In the entries below, count every line with the string "checked". State the count and nothing else.
Supplied material START
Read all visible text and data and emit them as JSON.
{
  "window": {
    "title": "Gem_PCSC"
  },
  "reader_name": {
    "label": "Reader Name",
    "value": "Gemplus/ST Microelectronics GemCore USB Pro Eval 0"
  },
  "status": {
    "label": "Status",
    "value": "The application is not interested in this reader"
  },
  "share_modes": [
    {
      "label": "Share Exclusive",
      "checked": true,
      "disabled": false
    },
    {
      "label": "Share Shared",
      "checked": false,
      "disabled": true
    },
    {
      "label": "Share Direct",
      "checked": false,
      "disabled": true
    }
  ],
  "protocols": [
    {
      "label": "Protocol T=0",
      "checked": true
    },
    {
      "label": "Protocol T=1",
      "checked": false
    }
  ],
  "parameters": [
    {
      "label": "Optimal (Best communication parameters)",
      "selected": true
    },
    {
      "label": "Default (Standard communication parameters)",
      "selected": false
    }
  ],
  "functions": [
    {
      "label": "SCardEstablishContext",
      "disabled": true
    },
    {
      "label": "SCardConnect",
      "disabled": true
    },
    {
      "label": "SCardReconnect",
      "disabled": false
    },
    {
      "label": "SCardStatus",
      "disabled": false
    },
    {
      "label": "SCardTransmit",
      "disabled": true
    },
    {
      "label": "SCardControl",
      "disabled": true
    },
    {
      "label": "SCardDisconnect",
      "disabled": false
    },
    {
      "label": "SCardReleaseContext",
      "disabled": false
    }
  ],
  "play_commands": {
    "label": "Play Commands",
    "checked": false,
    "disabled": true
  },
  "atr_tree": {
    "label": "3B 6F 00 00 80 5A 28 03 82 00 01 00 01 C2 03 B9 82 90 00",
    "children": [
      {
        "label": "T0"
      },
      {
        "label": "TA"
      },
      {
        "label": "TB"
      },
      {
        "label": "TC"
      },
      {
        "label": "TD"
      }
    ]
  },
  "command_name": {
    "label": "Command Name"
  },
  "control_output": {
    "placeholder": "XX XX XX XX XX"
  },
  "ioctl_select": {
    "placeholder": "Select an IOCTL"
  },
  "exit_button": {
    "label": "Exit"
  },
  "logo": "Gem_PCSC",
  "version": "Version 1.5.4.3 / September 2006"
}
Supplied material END
Solution to this task ->
6